In today’s era of automation and virtual assistants, many workers fear their profession could soon be taken over by robots, so to speak. But how accurate is that assumption?
Well, jobs like driving, data entry, financial analysis, customer service, medics, and manual labor are already being replaced by artificial intelligence. Whether it’s self-driving cars or robots performing surgery, the workforce is changing with automation. In the fields of reporting and proofreading, for instance, some professionals are worried their jobs could become obsolete.
But is there any weight to that concern? The rise of voice recognition software and a shortage of court reporters has pushed this worry into the spotlight. Are court reporters now obsolete in the digital age?
No substitute for real-time stenography
Court reporting takes a certain level of skill and critical thinking that computers can’t offer. Despite technological advancements, court reporters are still considered the most credible transcribers. They can produce accurate legal records and note interpersonal nuances and emotions that computers might miss.
Human judgement is also needed to discern accents, dialects, slang, and overlapping speech. Even the most high-tech voice recognition software still malfunctions frequently. Virtual assistants like Siri and Alexa can understand commands, but only in simple language. Often in court proceedings, testimonies are said in a conversational manner that voice recognition software may not be advanced enough to grasp.
Laws are frequently specific to certain states and even certain cities, and local expertise is a must. Court reporters in Miami or anywhere else are trained to understand complex legal procedures involving trials and depositions. They need to have that training and knowledge to navigate a complicated legal system. Our technology is smart, but it still doesn’t have the capability needed to correctly transcribe and understand legal proceedings.
Court reporters have attorneys’ trust
The growing costs of maintaining court systems has urged courts to cut expenses.
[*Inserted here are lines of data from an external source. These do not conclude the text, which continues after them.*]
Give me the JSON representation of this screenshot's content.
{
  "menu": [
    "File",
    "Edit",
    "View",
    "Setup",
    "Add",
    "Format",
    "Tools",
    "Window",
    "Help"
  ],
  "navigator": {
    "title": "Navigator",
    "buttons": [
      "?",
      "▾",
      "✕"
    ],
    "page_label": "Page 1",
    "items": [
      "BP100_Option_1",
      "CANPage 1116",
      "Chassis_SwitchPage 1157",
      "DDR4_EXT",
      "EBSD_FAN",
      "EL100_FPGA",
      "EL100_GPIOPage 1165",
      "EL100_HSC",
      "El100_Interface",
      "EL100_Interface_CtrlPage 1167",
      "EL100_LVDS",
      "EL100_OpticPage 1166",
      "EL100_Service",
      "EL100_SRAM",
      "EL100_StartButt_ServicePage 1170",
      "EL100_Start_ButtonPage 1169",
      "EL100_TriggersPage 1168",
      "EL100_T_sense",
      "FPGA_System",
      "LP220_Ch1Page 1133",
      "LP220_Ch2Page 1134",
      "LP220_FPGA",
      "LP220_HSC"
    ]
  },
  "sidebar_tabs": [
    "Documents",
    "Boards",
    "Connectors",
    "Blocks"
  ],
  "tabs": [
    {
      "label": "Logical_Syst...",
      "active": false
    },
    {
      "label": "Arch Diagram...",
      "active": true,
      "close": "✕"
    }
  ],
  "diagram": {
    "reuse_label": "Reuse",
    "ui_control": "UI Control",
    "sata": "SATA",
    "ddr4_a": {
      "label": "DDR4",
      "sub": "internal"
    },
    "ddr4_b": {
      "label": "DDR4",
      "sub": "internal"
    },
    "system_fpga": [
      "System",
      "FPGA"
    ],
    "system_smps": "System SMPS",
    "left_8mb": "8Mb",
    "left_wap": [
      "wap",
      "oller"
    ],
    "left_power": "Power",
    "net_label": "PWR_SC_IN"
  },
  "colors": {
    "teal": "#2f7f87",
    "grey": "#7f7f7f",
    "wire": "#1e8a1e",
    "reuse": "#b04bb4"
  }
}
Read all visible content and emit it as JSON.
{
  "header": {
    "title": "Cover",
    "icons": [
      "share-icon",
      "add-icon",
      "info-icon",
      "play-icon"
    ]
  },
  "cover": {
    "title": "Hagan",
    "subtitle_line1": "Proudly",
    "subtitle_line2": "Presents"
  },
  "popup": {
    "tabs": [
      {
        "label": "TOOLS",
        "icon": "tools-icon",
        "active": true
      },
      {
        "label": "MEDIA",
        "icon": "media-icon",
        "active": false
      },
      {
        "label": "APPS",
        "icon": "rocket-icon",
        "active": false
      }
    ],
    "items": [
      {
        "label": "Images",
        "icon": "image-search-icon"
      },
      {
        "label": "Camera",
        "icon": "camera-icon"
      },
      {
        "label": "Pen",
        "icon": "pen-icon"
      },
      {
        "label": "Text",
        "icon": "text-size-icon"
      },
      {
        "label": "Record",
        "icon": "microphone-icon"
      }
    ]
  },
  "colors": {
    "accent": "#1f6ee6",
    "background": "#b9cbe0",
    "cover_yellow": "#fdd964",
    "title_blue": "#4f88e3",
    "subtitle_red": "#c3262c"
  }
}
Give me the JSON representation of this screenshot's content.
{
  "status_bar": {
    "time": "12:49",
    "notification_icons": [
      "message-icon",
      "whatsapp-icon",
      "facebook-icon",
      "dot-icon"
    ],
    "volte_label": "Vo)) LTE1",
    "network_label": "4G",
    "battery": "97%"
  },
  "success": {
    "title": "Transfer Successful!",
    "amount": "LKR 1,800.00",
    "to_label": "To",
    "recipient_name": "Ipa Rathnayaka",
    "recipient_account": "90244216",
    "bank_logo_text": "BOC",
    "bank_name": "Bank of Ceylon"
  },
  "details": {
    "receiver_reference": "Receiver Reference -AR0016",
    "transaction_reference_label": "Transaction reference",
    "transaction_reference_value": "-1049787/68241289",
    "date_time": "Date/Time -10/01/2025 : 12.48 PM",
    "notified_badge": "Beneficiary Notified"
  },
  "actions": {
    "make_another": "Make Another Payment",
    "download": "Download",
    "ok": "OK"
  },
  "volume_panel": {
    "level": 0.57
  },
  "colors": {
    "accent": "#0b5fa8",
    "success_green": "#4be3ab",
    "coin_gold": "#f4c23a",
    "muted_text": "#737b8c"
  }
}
Despite the cost-cutting, court reporters have remained as record keepers, especially for high stakes cases. That’s because a personal injury lawyer and other attorneys trust them to produce the most accurate records. Amid the digital revolution, court reporters are still the most reliable choice for lawyers.
And replacing court reporters with computers to save money may not even be a valid argument, as recording software comes with hidden costs that could cost attorneys and their clients money. In fact, a computer-generated transcript could even cost more than one done by a court reporter.
Technology can help not hurt court reporters
While we’re seeing changes in the workforce, that doesn’t necessarily mean humans should feel threatened by our modern technological advancements. In fact, technology can actually benefit court reporters and help them do their jobs more efficiently. Several new advancements are making court reporters’ lives easier.
Real-time computer software is now able to immediately transcribe court reporters’ shorthand into intelligible English so judges and attorneys can have the transcripts readily available. And in some situations, court reporters have started using video and audio recordings and voice recognition software to aid in their transcriptions.
The technology can do the bulk of the recording and transcribing and court reporters can be there to correct any potential errors, articulate nuances the computer could not capture, and turn recordings into coherent documents. Digital recordings can also act as a back-up for courts. These processes are making court reporters’ jobs more efficient and gives them more time to focus on other tasks associated with their work.
In regards to court reporting and technology, the main issue is about ensuring fair trials and court proceedings. While computers can assist in transcribing efficiently, human court reporters are critical for maintaining a just system, especially when it comes to difficult cases.